Alan Shatter is not the only Fine Gael minister who may be smarting from press coverage of his financial affairs. There are quite a few Fine Gael members of the Cabinet who have been in the news for personal reasons. The picture that the stories paint is not one of a party sharing the experiences of most people.
Minister for Health, James Reilly, was forced to try and explain himself to the Dail after he was listed in Stubbs Gazette in relation to an unpaid €1.9m judgment. He lives in a mansion and gets tax breaks for letting the public visit it.
Reilly was also in the news defending his colleague Phil Hogan for failing to pay an outstanding service charge on a penthouse that the Minister for the Environment, Community and Local Government Hogan owns in Portugal.
Hogan and his Government have perpetuated an Irish second-property tax that does not apply to properties like his or Shatter's that are overseas.
The Sunday Independent's Jody Corcoran has also reported that Hogan bought the penthouse in Portugal and a house in Dublin 4 with "soft loans" that were personally approved for him by toxic building society boss Michael Fingleton, who has cost the State €5.4bn. Hogan should be grateful that other media have been slow to follow up on this particular story about his business dealings.
More recently, the Sunday Independent's Nick Webb reported also that Small Business Minister and Sligo Fine Gael TD John Perry was given a mortgage by State-owned AIB in June despite issues over his credit history. The minister is understood to have loans of up to €5m from a variety of banks related to mortgages on properties around his hometown of Ballymote in Co Sligo.
Meanwhile, banks are refusing young people credit cards for even small amounts that parents are willing to guarantee, and making life hard for small businesses.
The good fortune of Fine Gael ministers in such matters
may make it harder for them to understand the present position of the man or woman in the street.
Many citizens would regard such stories about Fine Gael ministers as matters of public interest. It is not claimed that any of them have engaged in wrongdoing. But the media should still be free to report on them.
The media -- hit hard by the recession and by laws that make its job of telling the truth complex -- has not yet painted an entirely clear picture of what exactly went wrong and who benefited from the Irish economic collapse. Not enough has been revealed, and not enough has changed in business and politics.

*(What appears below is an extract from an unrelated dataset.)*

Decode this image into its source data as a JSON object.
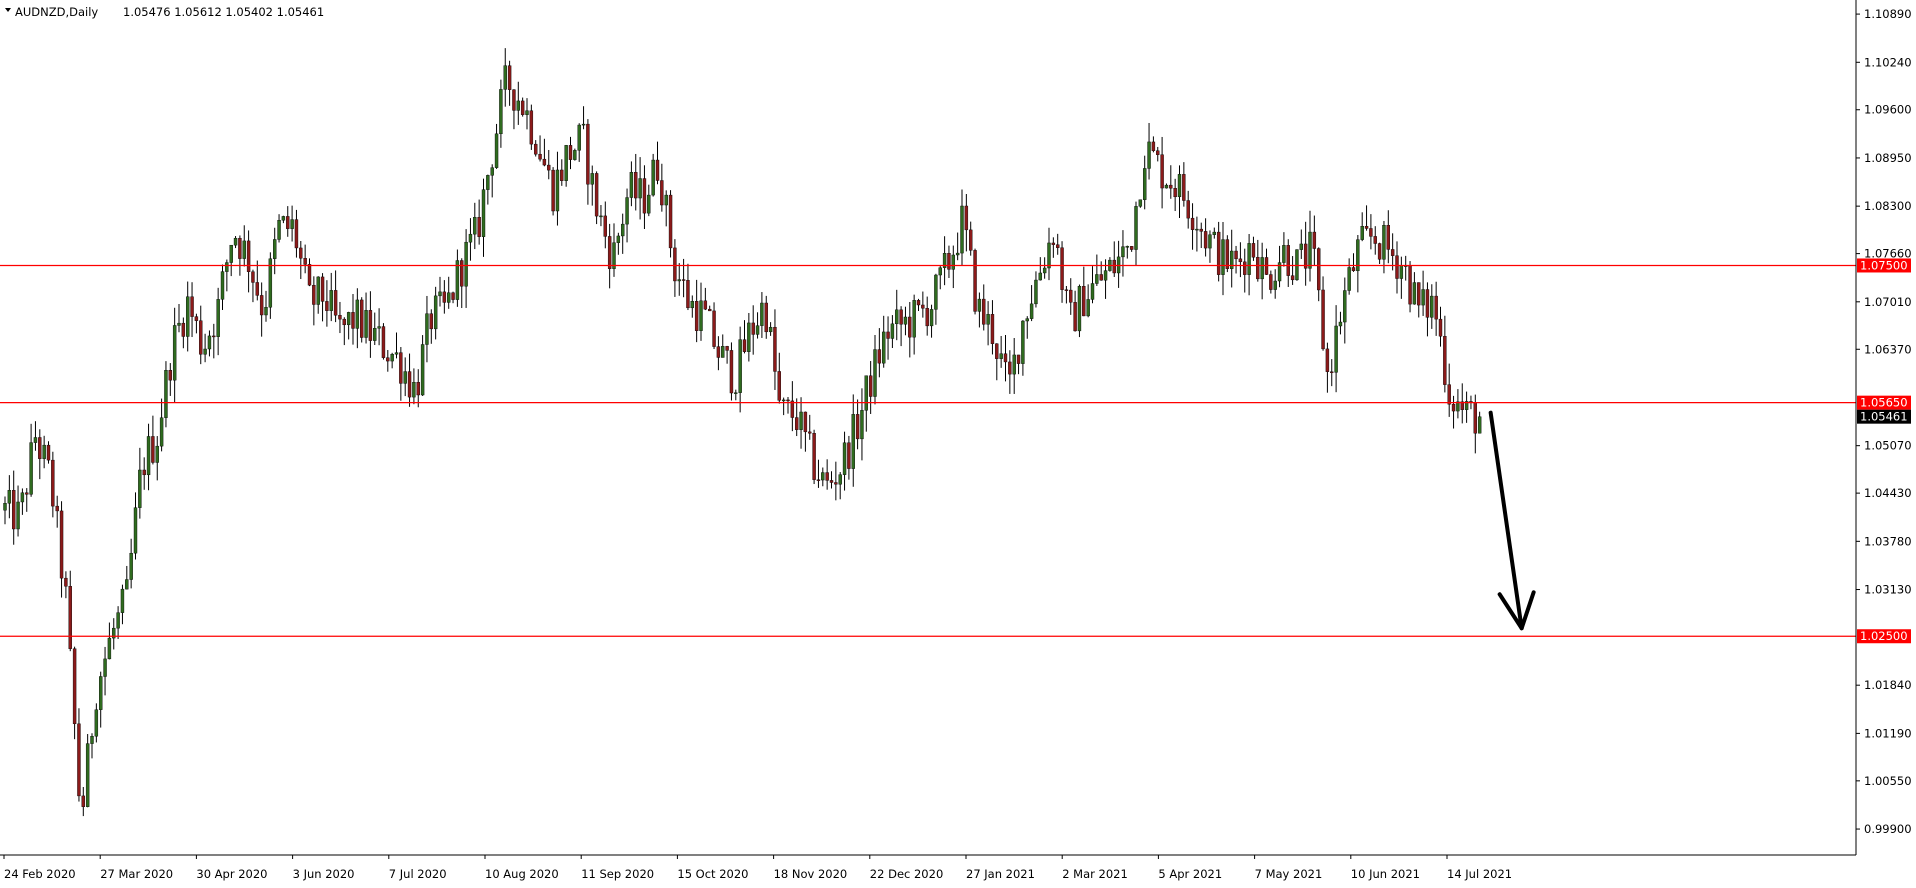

Will Alan Shatter now revive Fianna Fail's Privacy Bill and make it more difficult for the media to tell stories in the public interest? If so, then that Bill should again be resisted vigorously by those who care for freedom of speech.
William and Kate, Duke and Duchess of Cambridge, can take their chances with the Press Council or the Irish civil courts if they wish to pursue the Irish Daily Star for publishing Peeping Tom photos. The privileged couple can actually afford to take High Court actions.
Meanwhile, let Minister for Justice Alan Shatter forget about reviving the defunct Privacy Bill. Instead, he can use his energies to ensure that criminals who are burgling what are the only properties of other citizens get caught more often.